Before Lucy Dickens puts brush to canvas to create phenomenal scenes from nature, she personally experiences them. She is also a storyteller—it’s one reason her award-winning paintings are unique.
Her fine art, oil on canvas paintings, focus on landscapes, botanicals, and wildlife and each piece comes to life as she composes words to further illustrate her experiences or feelings associated with the art.
Not only are the sights, sounds, events, and emotions expressed through her work, so is her deep faith in God. This is her inspiration to create praiseworthy paintings, and it is the sentiment woven throughout her life and in all her creativity.

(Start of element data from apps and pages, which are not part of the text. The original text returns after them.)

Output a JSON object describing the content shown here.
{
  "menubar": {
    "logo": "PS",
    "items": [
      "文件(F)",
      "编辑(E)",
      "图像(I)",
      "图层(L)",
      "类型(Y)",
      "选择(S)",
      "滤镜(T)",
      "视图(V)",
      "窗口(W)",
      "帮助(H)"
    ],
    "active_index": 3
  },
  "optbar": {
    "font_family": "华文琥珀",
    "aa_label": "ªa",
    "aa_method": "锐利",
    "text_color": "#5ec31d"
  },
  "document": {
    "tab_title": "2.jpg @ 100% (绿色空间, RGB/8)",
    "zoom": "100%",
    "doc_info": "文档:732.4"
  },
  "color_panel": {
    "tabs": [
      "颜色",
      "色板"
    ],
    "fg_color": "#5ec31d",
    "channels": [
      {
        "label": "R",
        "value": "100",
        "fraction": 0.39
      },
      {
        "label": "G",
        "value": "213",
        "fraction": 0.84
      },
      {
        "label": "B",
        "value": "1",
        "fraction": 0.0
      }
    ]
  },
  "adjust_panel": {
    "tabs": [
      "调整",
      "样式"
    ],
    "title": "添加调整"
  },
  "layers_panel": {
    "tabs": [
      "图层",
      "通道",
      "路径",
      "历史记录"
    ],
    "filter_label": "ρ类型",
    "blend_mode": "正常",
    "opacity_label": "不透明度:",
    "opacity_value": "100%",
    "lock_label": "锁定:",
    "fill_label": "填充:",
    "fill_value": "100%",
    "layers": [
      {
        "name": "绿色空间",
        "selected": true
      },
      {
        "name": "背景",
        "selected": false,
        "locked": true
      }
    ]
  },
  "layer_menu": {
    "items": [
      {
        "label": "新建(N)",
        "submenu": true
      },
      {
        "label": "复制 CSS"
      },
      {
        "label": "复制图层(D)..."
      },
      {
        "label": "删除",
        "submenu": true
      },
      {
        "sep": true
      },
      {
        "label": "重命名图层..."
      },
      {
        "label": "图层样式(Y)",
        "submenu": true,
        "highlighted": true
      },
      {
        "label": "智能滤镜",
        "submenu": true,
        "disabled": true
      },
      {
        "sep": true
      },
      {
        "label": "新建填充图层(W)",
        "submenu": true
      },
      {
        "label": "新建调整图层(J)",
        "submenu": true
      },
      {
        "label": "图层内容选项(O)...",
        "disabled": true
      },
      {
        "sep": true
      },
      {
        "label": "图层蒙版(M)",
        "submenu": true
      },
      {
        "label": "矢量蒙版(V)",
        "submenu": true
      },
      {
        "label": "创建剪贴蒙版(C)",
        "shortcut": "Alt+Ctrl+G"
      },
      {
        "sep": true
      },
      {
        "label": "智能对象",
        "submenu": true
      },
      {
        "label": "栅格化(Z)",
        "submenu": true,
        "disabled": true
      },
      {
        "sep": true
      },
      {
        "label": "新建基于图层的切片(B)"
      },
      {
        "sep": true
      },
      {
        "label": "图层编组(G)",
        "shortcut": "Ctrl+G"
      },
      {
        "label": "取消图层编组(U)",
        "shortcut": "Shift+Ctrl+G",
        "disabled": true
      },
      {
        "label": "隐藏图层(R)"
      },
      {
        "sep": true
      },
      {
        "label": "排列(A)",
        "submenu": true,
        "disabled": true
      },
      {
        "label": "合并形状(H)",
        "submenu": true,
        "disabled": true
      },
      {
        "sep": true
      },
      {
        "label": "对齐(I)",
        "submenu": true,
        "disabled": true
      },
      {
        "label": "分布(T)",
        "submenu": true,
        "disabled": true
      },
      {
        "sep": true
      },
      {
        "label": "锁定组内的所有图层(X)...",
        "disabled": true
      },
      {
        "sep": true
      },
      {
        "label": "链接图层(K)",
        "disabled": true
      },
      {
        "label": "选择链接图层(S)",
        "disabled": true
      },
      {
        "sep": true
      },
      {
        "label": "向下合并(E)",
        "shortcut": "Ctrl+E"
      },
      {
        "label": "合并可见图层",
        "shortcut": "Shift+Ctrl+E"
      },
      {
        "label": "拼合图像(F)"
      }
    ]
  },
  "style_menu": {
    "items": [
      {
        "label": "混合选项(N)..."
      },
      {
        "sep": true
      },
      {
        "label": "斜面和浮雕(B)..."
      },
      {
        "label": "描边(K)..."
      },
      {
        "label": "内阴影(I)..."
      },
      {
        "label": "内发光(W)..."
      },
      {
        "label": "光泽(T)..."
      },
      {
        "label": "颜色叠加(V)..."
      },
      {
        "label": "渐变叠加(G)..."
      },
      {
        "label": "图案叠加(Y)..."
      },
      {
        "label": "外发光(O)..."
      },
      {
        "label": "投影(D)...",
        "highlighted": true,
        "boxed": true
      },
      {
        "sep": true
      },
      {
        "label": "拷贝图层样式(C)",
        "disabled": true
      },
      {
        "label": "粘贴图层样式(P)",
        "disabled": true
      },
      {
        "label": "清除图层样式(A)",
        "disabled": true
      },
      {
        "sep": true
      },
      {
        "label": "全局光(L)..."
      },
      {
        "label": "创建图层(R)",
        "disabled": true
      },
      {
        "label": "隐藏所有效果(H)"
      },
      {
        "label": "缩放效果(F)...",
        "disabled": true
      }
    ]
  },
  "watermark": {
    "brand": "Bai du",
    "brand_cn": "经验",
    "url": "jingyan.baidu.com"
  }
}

Lucy’s artistic talents emerged in her early years when her parents—one a photographer and the other a watercolorist—introduced her to how art can capture the beauty of nature. She soon developed a sharp eye and zeal for the outdoors. Her mother, whom she loved to watch paint, was the first person to encourage and inspire Lucy to create. “From the first time I put brush to canvas, I knew this is what I was supposed to be doing. This is who I am,” she expresses. The more she paints, the more a deep passion and sense of purpose fulfills her. “This is my calling,” she says.

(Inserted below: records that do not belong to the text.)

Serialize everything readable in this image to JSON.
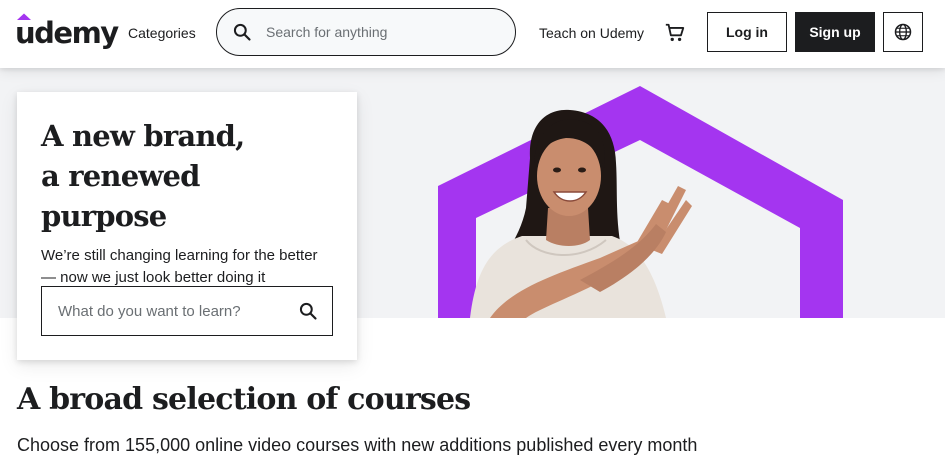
{
  "header": {
    "logo_text": "udemy",
    "categories_label": "Categories",
    "search_placeholder": "Search for anything",
    "teach_label": "Teach on Udemy",
    "login_label": "Log in",
    "signup_label": "Sign up",
    "icons": {
      "search": "search-icon",
      "cart": "cart-icon",
      "language": "globe-icon"
    },
    "brand_color": "#a435f0"
  },
  "hero": {
    "title_line1": "A new brand,",
    "title_line2": "a renewed purpose",
    "subtitle": "We’re still changing learning for the better — now we just look better doing it",
    "search_placeholder": "What do you want to learn?",
    "accent_color": "#a435f0",
    "background_color": "#f2f3f5"
  },
  "courses": {
    "title": "A broad selection of courses",
    "subtitle": "Choose from 155,000 online video courses with new additions published every month"
  }
}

Prior to painting in oils, Lucy worked primarily with acrylics and developed a unique style she’s mastered over the years—but not without in-depth training. She directed her own art education, first by taking workshops and absorbing books and videos about painting, then by taking expert instruction from seasoned art professionals at the Scottsdale Artists’ School and additional workshops and one-on-one classes. Before long, her early acrylic work was showing in downtown Scottsdale on Main Street, and she realized this work as her new career. She had a desire for more brilliance in the quality of her work and knew she had to move beyond acrylics. She made the transition to oils, never looking back. To further hone her talent, she studied great artists of the Hudson River Valley (Thomas Cole, Frederic Edwin Church) and how they handled oils as well as their ability to master light, landscape, and a sense of the divine. Later, she deepened her art knowledge with the guidance of Jason Horejs, of Xanadu Gallery, and his Art Business Academy, who mentored her in the fundamentals of the art business including marketing, promotion, galleries, selling, etc. Her work is currently represented in his gallery in Pinetop, AZ.

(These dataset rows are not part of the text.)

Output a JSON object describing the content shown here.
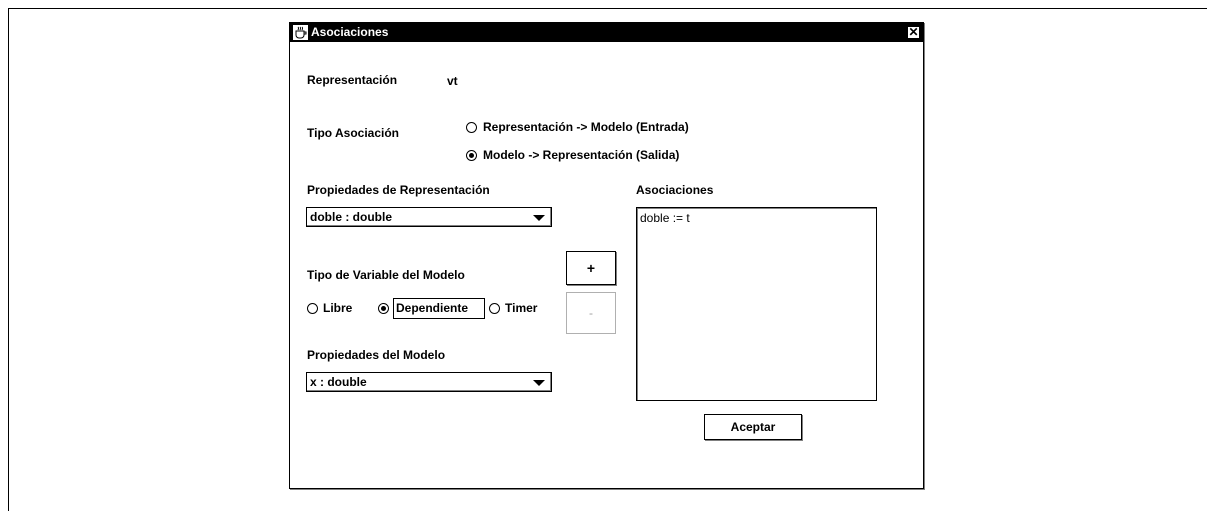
{
  "dialog": {
    "title": "Asociaciones",
    "close_symbol": "✕"
  },
  "representacion": {
    "label": "Representación",
    "value": "vt"
  },
  "tipo_asociacion": {
    "label": "Tipo Asociación",
    "options": [
      {
        "label": "Representación -> Modelo (Entrada)",
        "selected": false
      },
      {
        "label": "Modelo -> Representación (Salida)",
        "selected": true
      }
    ]
  },
  "propiedades_representacion": {
    "label": "Propiedades de Representación",
    "selected": "doble : double"
  },
  "tipo_variable": {
    "label": "Tipo de Variable del Modelo",
    "options": [
      {
        "label": "Libre",
        "selected": false
      },
      {
        "label": "Dependiente",
        "selected": true
      },
      {
        "label": "Timer",
        "selected": false
      }
    ]
  },
  "propiedades_modelo": {
    "label": "Propiedades del Modelo",
    "selected": "x : double"
  },
  "buttons": {
    "add": "+",
    "remove": "-",
    "accept": "Aceptar"
  },
  "asociaciones": {
    "label": "Asociaciones",
    "items": [
      "doble := t"
    ]
  },
  "icons": {
    "window": "java-cup-icon",
    "close": "close-icon",
    "dropdown": "chevron-down-icon"
  }
}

The guided path of her training supports her passion and natural talent, and all this is why art collectors are discovering and commissioning her work to bring her uniquely spiritual experiences into their homes. She shares light, hope, and stories through her work and it has a lasting and impactful affect on others. It’s very fitting that she says a prayer at the beginning and end of a creation to ensure this happens in the most positive way.
Lucy has been nominated as best artisan for the 2020 Phoenix Magazine’s “Best of the Valley”. Her fine art paintings have been published multiple times in media, her work has received many awards and been exhibited nationally for over 14 years. Her combination gallery-studio (attached to her home) is also a host location each November for the prestigious Hidden in the Hills Open Studio Tour and Sale. Her work will be on display at the Oil Painters of America 29th National Juried Exhibition in Fredericksburg, Texas. Fourteen paintings can also be enjoyed at the Phoenix Zoo in their “Art on the Wild Side” exhibition through 2020, from her African safari experience. And Lucy’s original painting, Sonoran Rainbow, is part of the City of Glendale’s permanent collection.
Lucy and her husband, Richard, extensively travel the world (and close to home) giving her the opportunity to capture and recreate her experiences on canvas and in story. “That’s what I do and who I am,” she says. “A fine art storyteller."
You can visit Lucy's website to view more of her work here.
Watch our Pandemic Artwork Stories conversation with Lucy here.